TASK INSTRUCTIONS:
Return the listing exactly, please; no pictures.

RECORD SET:

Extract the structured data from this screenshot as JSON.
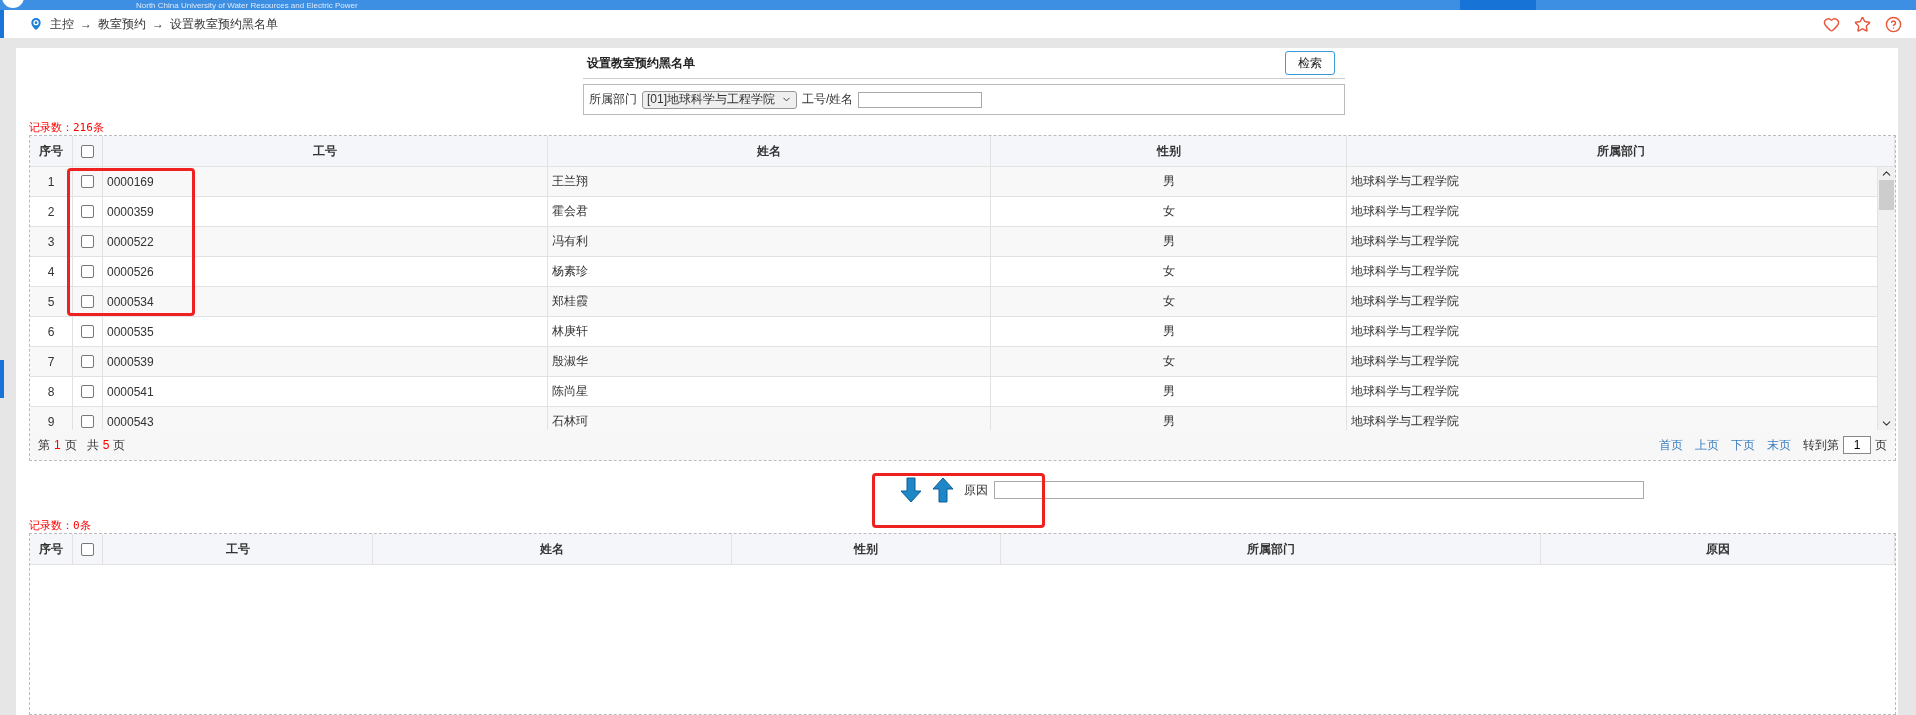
{
  "top_bar": {
    "caption": "North China University of Water Resources and Electric Power"
  },
  "breadcrumb": {
    "items": [
      "主控",
      "教室预约",
      "设置教室预约黑名单"
    ],
    "separators": [
      "→",
      "→"
    ]
  },
  "form": {
    "title": "设置教室预约黑名单",
    "search_button": "检索",
    "department_label": "所属部门",
    "department_value": "[01]地球科学与工程学院",
    "id_name_label": "工号/姓名"
  },
  "candidates": {
    "record_count": "记录数：216条",
    "columns": [
      "序号",
      "工号",
      "姓名",
      "性别",
      "所属部门"
    ],
    "header_checked": false,
    "rows": [
      {
        "index": "1",
        "checked": false,
        "id": "0000169",
        "name": "王兰翔",
        "gender": "男",
        "department": "地球科学与工程学院"
      },
      {
        "index": "2",
        "checked": false,
        "id": "0000359",
        "name": "霍会君",
        "gender": "女",
        "department": "地球科学与工程学院"
      },
      {
        "index": "3",
        "checked": false,
        "id": "0000522",
        "name": "冯有利",
        "gender": "男",
        "department": "地球科学与工程学院"
      },
      {
        "index": "4",
        "checked": false,
        "id": "0000526",
        "name": "杨素珍",
        "gender": "女",
        "department": "地球科学与工程学院"
      },
      {
        "index": "5",
        "checked": false,
        "id": "0000534",
        "name": "郑桂霞",
        "gender": "女",
        "department": "地球科学与工程学院"
      },
      {
        "index": "6",
        "checked": false,
        "id": "0000535",
        "name": "林庚轩",
        "gender": "男",
        "department": "地球科学与工程学院"
      },
      {
        "index": "7",
        "checked": false,
        "id": "0000539",
        "name": "殷淑华",
        "gender": "女",
        "department": "地球科学与工程学院"
      },
      {
        "index": "8",
        "checked": false,
        "id": "0000541",
        "name": "陈尚星",
        "gender": "男",
        "department": "地球科学与工程学院"
      },
      {
        "index": "9",
        "checked": false,
        "id": "0000543",
        "name": "石林珂",
        "gender": "男",
        "department": "地球科学与工程学院"
      }
    ],
    "pager": {
      "page_prefix": "第",
      "current": "1",
      "page_suffix": "页",
      "total_prefix": "共",
      "total": "5",
      "total_suffix": "页",
      "links": [
        "首页",
        "上页",
        "下页",
        "末页"
      ],
      "goto_prefix": "转到第",
      "goto_value": "1",
      "goto_suffix": "页"
    }
  },
  "transfer": {
    "reason_label": "原因"
  },
  "blacklist": {
    "record_count": "记录数：0条",
    "columns": [
      "序号",
      "工号",
      "姓名",
      "性别",
      "所属部门",
      "原因"
    ],
    "header_checked": false
  }
}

SOLUTION FOR THIS PROBLEM:
Extract the structured data from this screenshot as JSON.
{
  "top_bar": {
    "caption": "North China University of Water Resources and Electric Power"
  },
  "breadcrumb": {
    "items": [
      "主控",
      "教室预约",
      "设置教室预约黑名单"
    ],
    "separators": [
      "→",
      "→"
    ]
  },
  "form": {
    "title": "设置教室预约黑名单",
    "search_button": "检索",
    "department_label": "所属部门",
    "department_value": "[01]地球科学与工程学院",
    "id_name_label": "工号/姓名"
  },
  "candidates": {
    "record_count": "记录数：216条",
    "columns": [
      "序号",
      "工号",
      "姓名",
      "性别",
      "所属部门"
    ],
    "header_checked": false,
    "rows": [
      {
        "index": "1",
        "checked": false,
        "id": "0000169",
        "name": "王兰翔",
        "gender": "男",
        "department": "地球科学与工程学院"
      },
      {
        "index": "2",
        "checked": false,
        "id": "0000359",
        "name": "霍会君",
        "gender": "女",
        "department": "地球科学与工程学院"
      },
      {
        "index": "3",
        "checked": false,
        "id": "0000522",
        "name": "冯有利",
        "gender": "男",
        "department": "地球科学与工程学院"
      },
      {
        "index": "4",
        "checked": false,
        "id": "0000526",
        "name": "杨素珍",
        "gender": "女",
        "department": "地球科学与工程学院"
      },
      {
        "index": "5",
        "checked": false,
        "id": "0000534",
        "name": "郑桂霞",
        "gender": "女",
        "department": "地球科学与工程学院"
      },
      {
        "index": "6",
        "checked": false,
        "id": "0000535",
        "name": "林庚轩",
        "gender": "男",
        "department": "地球科学与工程学院"
      },
      {
        "index": "7",
        "checked": false,
        "id": "0000539",
        "name": "殷淑华",
        "gender": "女",
        "department": "地球科学与工程学院"
      },
      {
        "index": "8",
        "checked": false,
        "id": "0000541",
        "name": "陈尚星",
        "gender": "男",
        "department": "地球科学与工程学院"
      },
      {
        "index": "9",
        "checked": false,
        "id": "0000543",
        "name": "石林珂",
        "gender": "男",
        "department": "地球科学与工程学院"
      }
    ],
    "pager": {
      "page_prefix": "第",
      "current": "1",
      "page_suffix": "页",
      "total_prefix": "共",
      "total": "5",
      "total_suffix": "页",
      "links": [
        "首页",
        "上页",
        "下页",
        "末页"
      ],
      "goto_prefix": "转到第",
      "goto_value": "1",
      "goto_suffix": "页"
    }
  },
  "transfer": {
    "reason_label": "原因"
  },
  "blacklist": {
    "record_count": "记录数：0条",
    "columns": [
      "序号",
      "工号",
      "姓名",
      "性别",
      "所属部门",
      "原因"
    ],
    "header_checked": false
  }
}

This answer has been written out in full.